How Will You Spend Your Time?
by Deborah Dellinger, Director, Not-for-Profit Operations, My Next Season
How will you decide who receives the benefit of your hard-earned skills and experience in your first season after retirement? Everyone has an opinion, offering you strong, valid reasons to turn your focus toward their agenda as you transition from productivity to purpose. Using your executive skills for a larger purpose, however offers not only unique opportunities to give back but also significant physical and mental health benefits.
Volunteering can provide a sense of identity and purpose as part of this significant transition—and it can lead to a longer, healthier life. Two studies using data from the Americans’ Changing Lives Survey (Institute for Social Research, University of Michigan) found that volunteering increases life satisfaction, feelings of good health, happiness, and positive self-esteem, and reduces depression (Van Willigen, 2000; Thoits and Hewitt, 2000). In two other studies, using an additional year of the same survey data, participants reported that volunteering improved their mental health (Morrow-Howell et al., 2003; Musick and Wilson, 2003).
The key is to discern what roles or activities are meaningful to you. “Role Theory suggests that engagement in a productive role, like volunteering, results in role enhancement” (Lum and Lightfoot, 2005). Each role “amplifies opportunities to increase social networks, power, prestige, resources and emotional gratification,” which reduces depression symptoms. Volunteers often find purpose and fulfillment in their work with charitable organizations and discover that the work really matters (Piliavin and Siegel, 2007). Further, a Japanese study found decreased depression in volunteers when compared to non-volunteers (Sato and Demura, 2003, cited in Haski-Leventhal, 2009).

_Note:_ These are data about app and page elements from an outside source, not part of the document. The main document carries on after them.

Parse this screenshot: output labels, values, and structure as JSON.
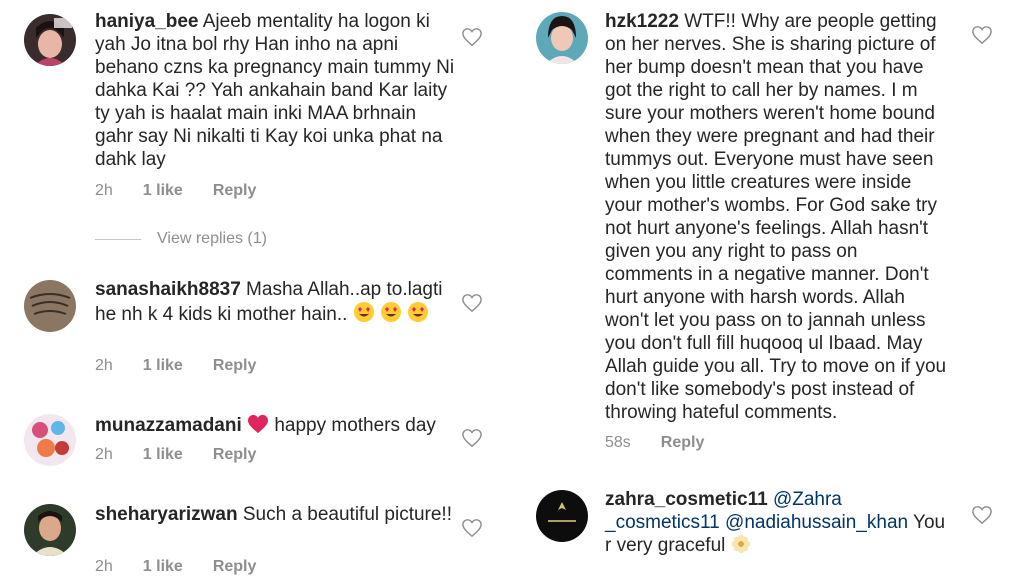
{
  "left_comments": [
    {
      "username": "haniya_bee",
      "text": "Ajeeb mentality ha logon ki yah Jo itna bol rhy Han inho na apni behano czns ka pregnancy main tummy Ni dahka Kai ?? Yah ankahain band Kar laity ty yah is haalat main inki MAA brhnain gahr say Ni nikalti ti Kay koi unka phat na dahk lay",
      "time": "2h",
      "likes": "1 like",
      "reply": "Reply",
      "view_replies": "View replies (1)"
    },
    {
      "username": "sanashaikh8837",
      "text": "Masha Allah..ap to.lagti he nh k 4 kids ki mother hain..",
      "time": "2h",
      "likes": "1 like",
      "reply": "Reply"
    },
    {
      "username": "munazzamadani",
      "text": "happy mothers day",
      "time": "2h",
      "likes": "1 like",
      "reply": "Reply"
    },
    {
      "username": "sheharyarizwan",
      "text": "Such a beautiful picture!!",
      "time": "2h",
      "likes": "1 like",
      "reply": "Reply"
    }
  ],
  "right_comments": [
    {
      "username": "hzk1222",
      "text": "WTF!! Why are people getting on her nerves. She is sharing picture of her bump doesn't mean that you have got the right to call her by names. I m sure your mothers weren't home bound when they were pregnant and had their tummys out. Everyone must have seen when you little creatures were inside your mother's wombs. For God sake try not hurt anyone's feelings. Allah hasn't given you any right to pass on comments in a negative manner. Don't hurt anyone with harsh words. Allah won't let you pass on to jannah unless you don't full fill huqooq ul Ibaad. May Allah guide you all. Try to move on if you don't like somebody's post instead of throwing hateful comments.",
      "time": "58s",
      "reply": "Reply"
    },
    {
      "username": "zahra_cosmetic11",
      "mention1": "@Zahra _cosmetics11",
      "mention2": "@nadiahussain_khan",
      "text": "You r very graceful"
    }
  ],
  "icons": {
    "heart": "heart-outline-icon",
    "red_heart": "red-heart-emoji",
    "heart_eyes": "heart-eyes-emoji",
    "flower": "blossom-emoji"
  },
  "colors": {
    "text": "#262626",
    "meta": "#8e8e8e",
    "mention": "#003569",
    "heart_outline": "#8e8e8e"
  }
}
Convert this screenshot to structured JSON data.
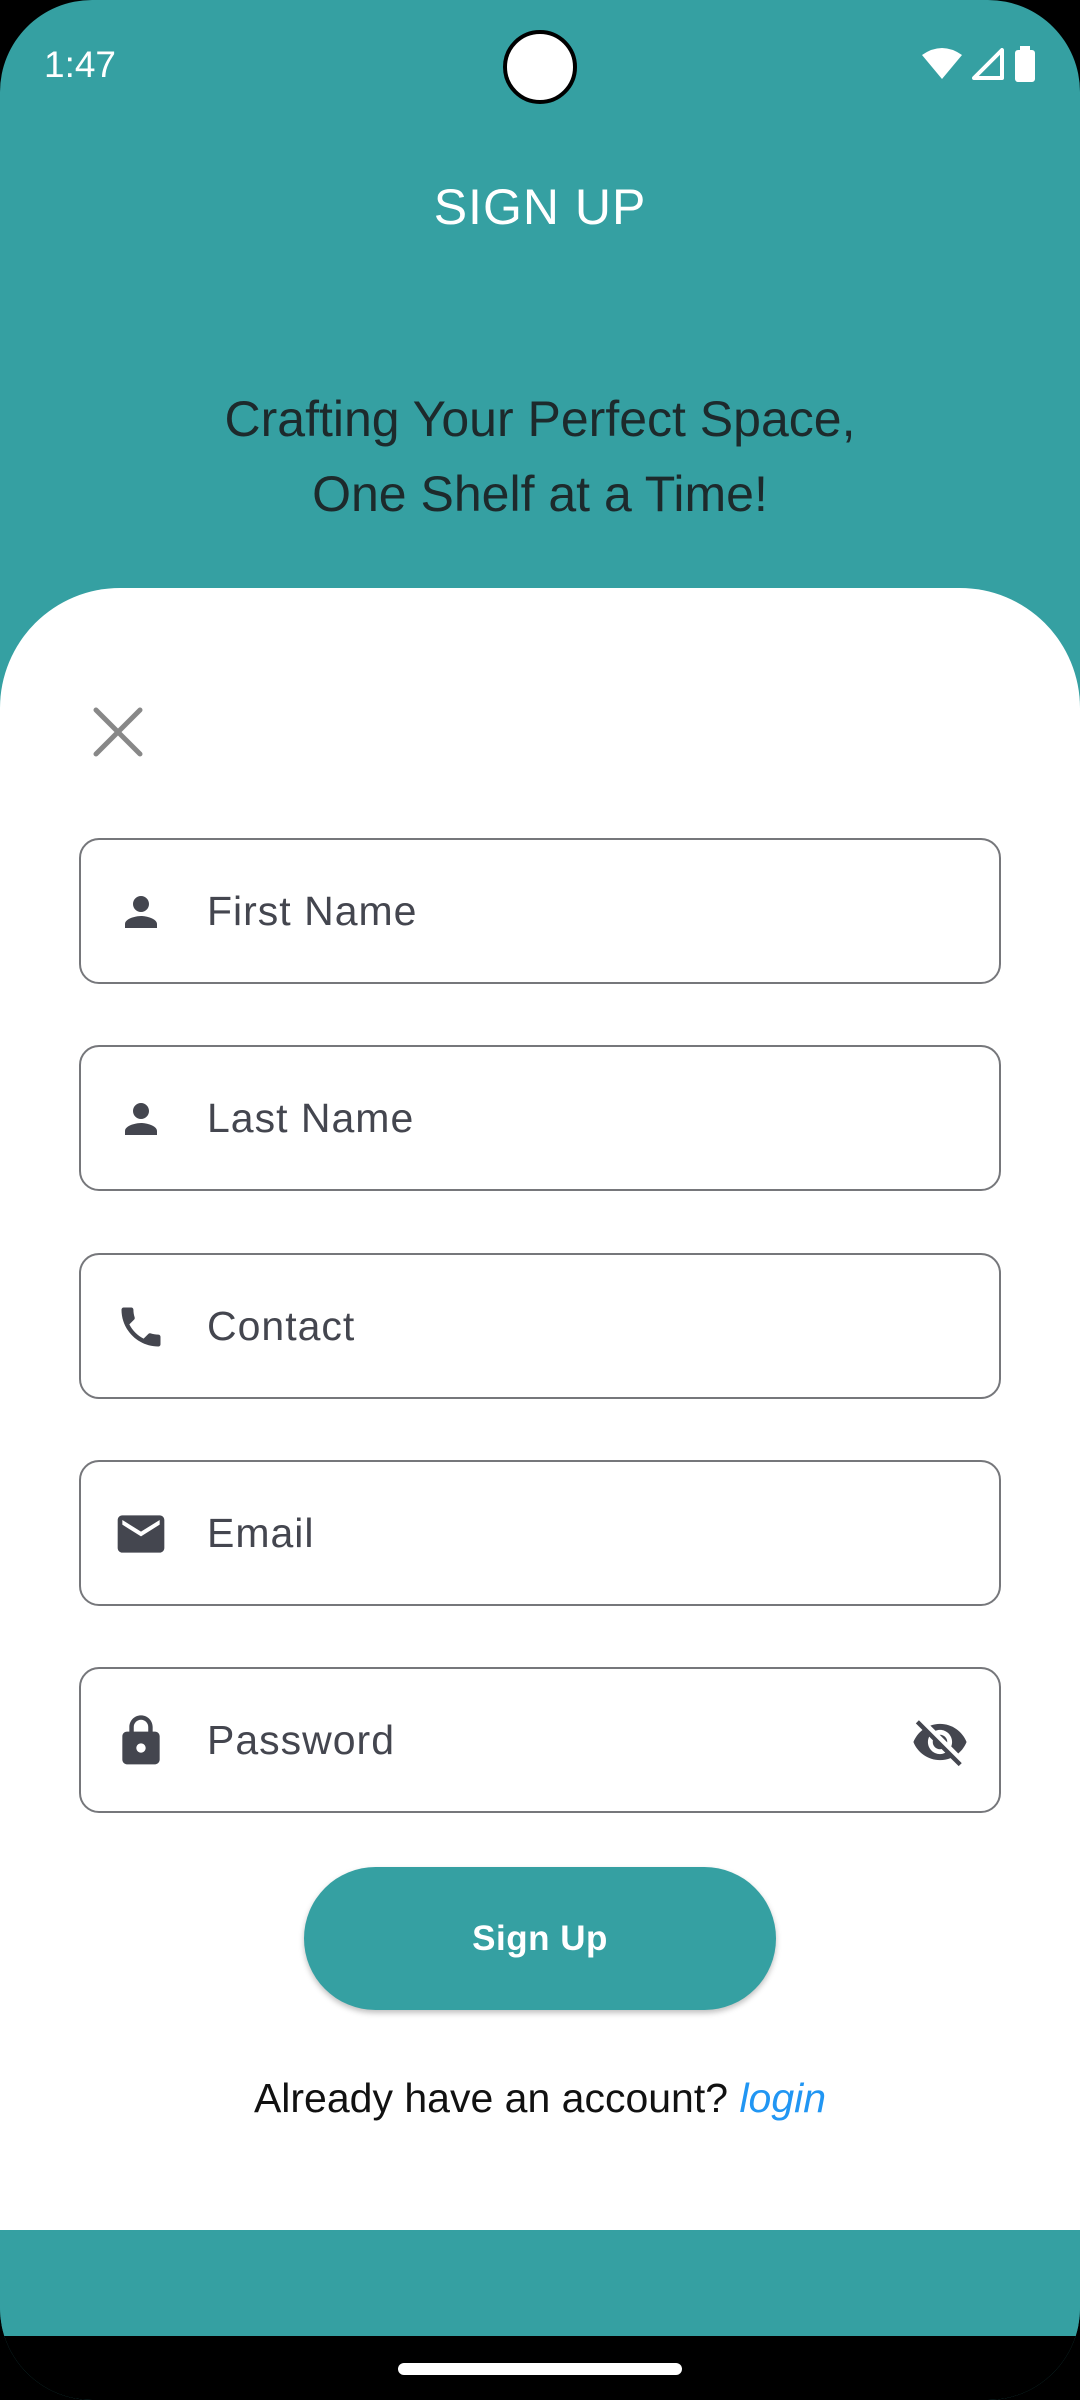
{
  "status_bar": {
    "time": "1:47",
    "icons": [
      "wifi-icon",
      "signal-icon",
      "battery-icon"
    ]
  },
  "header": {
    "title": "SIGN UP",
    "tagline_line1": "Crafting Your Perfect Space,",
    "tagline_line2": "One Shelf at a Time!"
  },
  "form": {
    "close_icon": "close-icon",
    "fields": [
      {
        "name": "first-name",
        "placeholder": "First Name",
        "icon": "person-icon",
        "value": ""
      },
      {
        "name": "last-name",
        "placeholder": "Last Name",
        "icon": "person-icon",
        "value": ""
      },
      {
        "name": "contact",
        "placeholder": "Contact",
        "icon": "phone-icon",
        "value": ""
      },
      {
        "name": "email",
        "placeholder": "Email",
        "icon": "mail-icon",
        "value": ""
      },
      {
        "name": "password",
        "placeholder": "Password",
        "icon": "lock-icon",
        "value": "",
        "toggle_icon": "visibility-off-icon"
      }
    ],
    "submit_label": "Sign Up",
    "login_prompt": "Already have an account?",
    "login_link": "login"
  },
  "colors": {
    "primary": "#35A0A2",
    "link": "#2196F3",
    "field_border": "#76777b",
    "icon": "#44464f"
  }
}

By focusing on purpose, community, relationships, and developing a plan, you enjoy the benefits of continued positive social networks and roles. Among people who are diagnosed with a medical condition, those who volunteer cope better, which positively affects the severity of their condition and their prognosis (Lum and Lightfoot, 2005). Volunteering strengthens social networks and reinforces roles, positively impacting health outcomes.
Researchers studying this dynamic found that cancer and heart disease victims who also have strong social networks achieved better outcomes than those who do not (Eng et al., 2002; Kawachi et al., 1996; Lutgendorf et al., 2002). People who volunteer have less depression, slower decline in functioning, and lower mortality compared with those who do not volunteer.
Likewise, volunteering to use your leadership and domain-specific skills (such as coordinating, envisioning, and managing people and processes) staves off cognitive decline (Carlson et al., 2009). Physical exertion associated with volunteering also enhances cognitive functioning.
My Next Season offers a holistic approach to our transitioning executives. We match your executive talent to specific needs and issues that are important to our not-for-profit partners. We engage transitioning executives as coaches, mentors, and advisors to not-of-profit leaders as part of our not-for-profit Executive Advising. Exploration and participation in Executive Advising eases your transition from the corporate role.
We seek to help you connect to the level of volunteering you want and with causes that are meaningful to you. Our not-for-profit strategy benefits you, your community, and not-for-profit organizations. It is part of our program to ensure that your transition plan leads you to a purposeful and fulfilling next season.
So, what roles will you play in your next season? How will you spend your time?